Classic Poetry from Passions in Poetry
Emily Jane Bronte 1818 - 1848
English novelist and poet. Best known for her one novel Wuthering Heights (1847). She wrote nearly two hundred poems which were published along with those of her sisters in Poems, by Currer, Ellis and Acton Bell (1846).
Emily was one of six children born to Patrick Bronte, an Irish Anglican minister. She briefly attended school with her elder sister Charlotte, but spent most of her formative years at home in Yorkshire. Together with her sister Anne, to whom she was particularly close, Emily created a fantasy land inspired by the reading of works such as Arabian Nights. Her strong attachment to her home, in particular to the Yorkshire moors, made Emily desperately ill and unhappy on the three further occasions she went away: first to another school, then as a governess and finally for a stay in Brussels with Charlotte in order to study languages. She was a silent and reserved person, without close friends.

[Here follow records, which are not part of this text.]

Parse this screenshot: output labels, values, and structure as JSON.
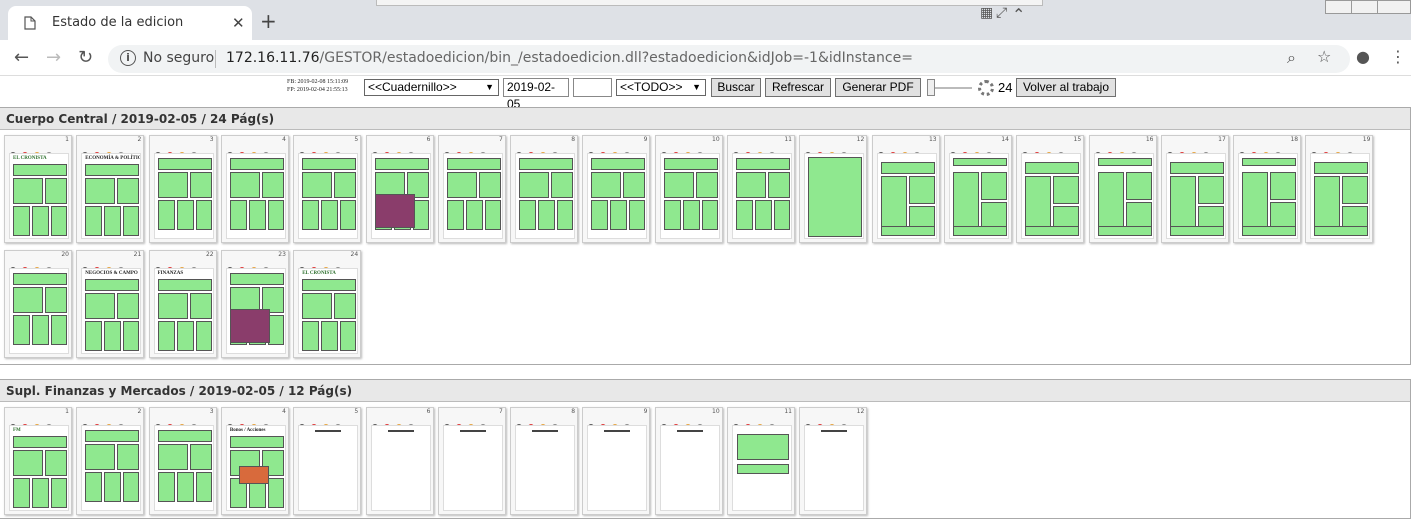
{
  "browser": {
    "tab_title": "Estado de la edicion",
    "security_label": "No seguro",
    "url_host": "172.16.11.76",
    "url_path": "/GESTOR/estadoedicion/bin_/estadoedicion.dll?estadoedicion&idJob=-1&idInstance="
  },
  "controls": {
    "fb": "FB: 2019-02-08 15:11:09",
    "fp": "FP: 2019-02-04 21:55:13",
    "cuadernillo": "<<Cuadernillo>>",
    "fecha": "2019-02-05",
    "extra": "",
    "filtro": "<<TODO>>",
    "buscar": "Buscar",
    "refrescar": "Refrescar",
    "generar_pdf": "Generar PDF",
    "zoom": "24",
    "volver": "Volver al trabajo"
  },
  "sections": [
    {
      "title": "Cuerpo Central / 2019-02-05 / 24 Pág(s)",
      "pages": [
        "1",
        "2",
        "3",
        "4",
        "5",
        "6",
        "7",
        "8",
        "9",
        "10",
        "11",
        "12",
        "13",
        "14",
        "15",
        "16",
        "17",
        "18",
        "19",
        "20",
        "21",
        "22",
        "23",
        "24"
      ],
      "headlines": {
        "1": "EL CRONISTA",
        "2": "ECONOMÍA & POLÍTICA",
        "21": "NEGOCIOS & CAMPO",
        "22": "FINANZAS",
        "24": "EL CRONISTA"
      }
    },
    {
      "title": "Supl. Finanzas y Mercados / 2019-02-05 / 12 Pág(s)",
      "pages": [
        "1",
        "2",
        "3",
        "4",
        "5",
        "6",
        "7",
        "8",
        "9",
        "10",
        "11",
        "12"
      ],
      "headlines": {
        "1": "FM",
        "4": "Bonos / Acciones"
      }
    }
  ],
  "colors": {
    "filled": "#8fe88f",
    "magenta": "#8a3d6b",
    "header_bg": "#e8e8e8"
  }
}
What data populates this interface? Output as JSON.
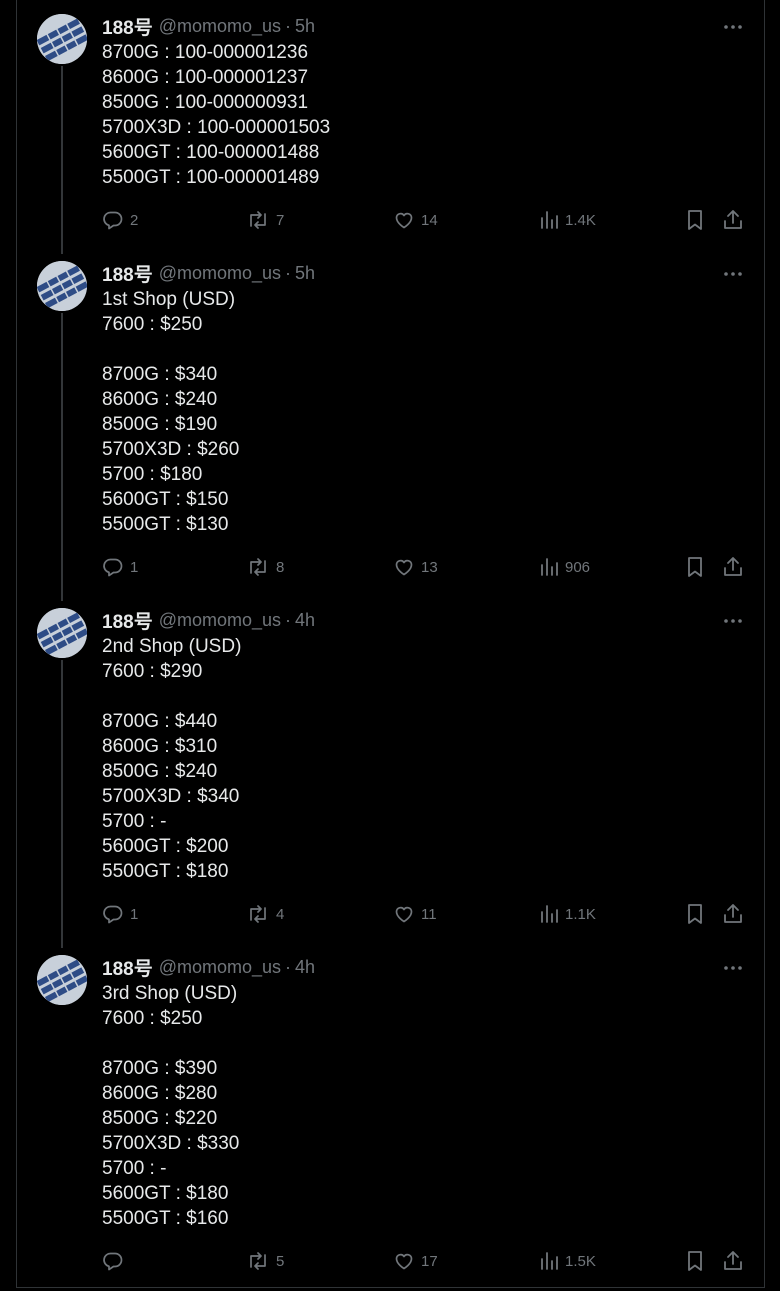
{
  "theme": {
    "background": "#000000",
    "text": "#e7e9ea",
    "muted": "#71767b",
    "border": "#2f3336"
  },
  "tweets": [
    {
      "name": "188号",
      "handle": "@momomo_us",
      "separator": "·",
      "time": "5h",
      "lines": [
        "8700G : 100-000001236",
        "8600G : 100-000001237",
        "8500G : 100-000000931",
        "5700X3D : 100-000001503",
        "5600GT : 100-000001488",
        "5500GT : 100-000001489"
      ],
      "replies": "2",
      "reposts": "7",
      "likes": "14",
      "views": "1.4K"
    },
    {
      "name": "188号",
      "handle": "@momomo_us",
      "separator": "·",
      "time": "5h",
      "lines": [
        "1st Shop (USD)",
        "7600 : $250",
        "",
        "8700G : $340",
        "8600G : $240",
        "8500G : $190",
        "5700X3D : $260",
        "5700 : $180",
        "5600GT : $150",
        "5500GT : $130"
      ],
      "replies": "1",
      "reposts": "8",
      "likes": "13",
      "views": "906"
    },
    {
      "name": "188号",
      "handle": "@momomo_us",
      "separator": "·",
      "time": "4h",
      "lines": [
        "2nd Shop (USD)",
        "7600 : $290",
        "",
        "8700G : $440",
        "8600G : $310",
        "8500G : $240",
        "5700X3D : $340",
        "5700 : -",
        "5600GT : $200",
        "5500GT : $180"
      ],
      "replies": "1",
      "reposts": "4",
      "likes": "11",
      "views": "1.1K"
    },
    {
      "name": "188号",
      "handle": "@momomo_us",
      "separator": "·",
      "time": "4h",
      "lines": [
        "3rd Shop (USD)",
        "7600 : $250",
        "",
        "8700G : $390",
        "8600G : $280",
        "8500G : $220",
        "5700X3D : $330",
        "5700 : -",
        "5600GT : $180",
        "5500GT : $160"
      ],
      "replies": "",
      "reposts": "5",
      "likes": "17",
      "views": "1.5K"
    }
  ],
  "icons": {
    "avatar": "avatar-image",
    "more": "more-icon",
    "reply": "reply-icon",
    "repost": "repost-icon",
    "like": "like-icon",
    "views": "views-icon",
    "bookmark": "bookmark-icon",
    "share": "share-icon"
  }
}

In 1845 Charlotte is said to have discovered Emily's poetry and to have ensured its publication, but Emily had no literary success in her lifetime. Wuthering Heights, with its themes of love and hate, had a very hostile reception and was even considered to have the potential to deprave and corrupt. Emily died of tuberculosis at the age of 30.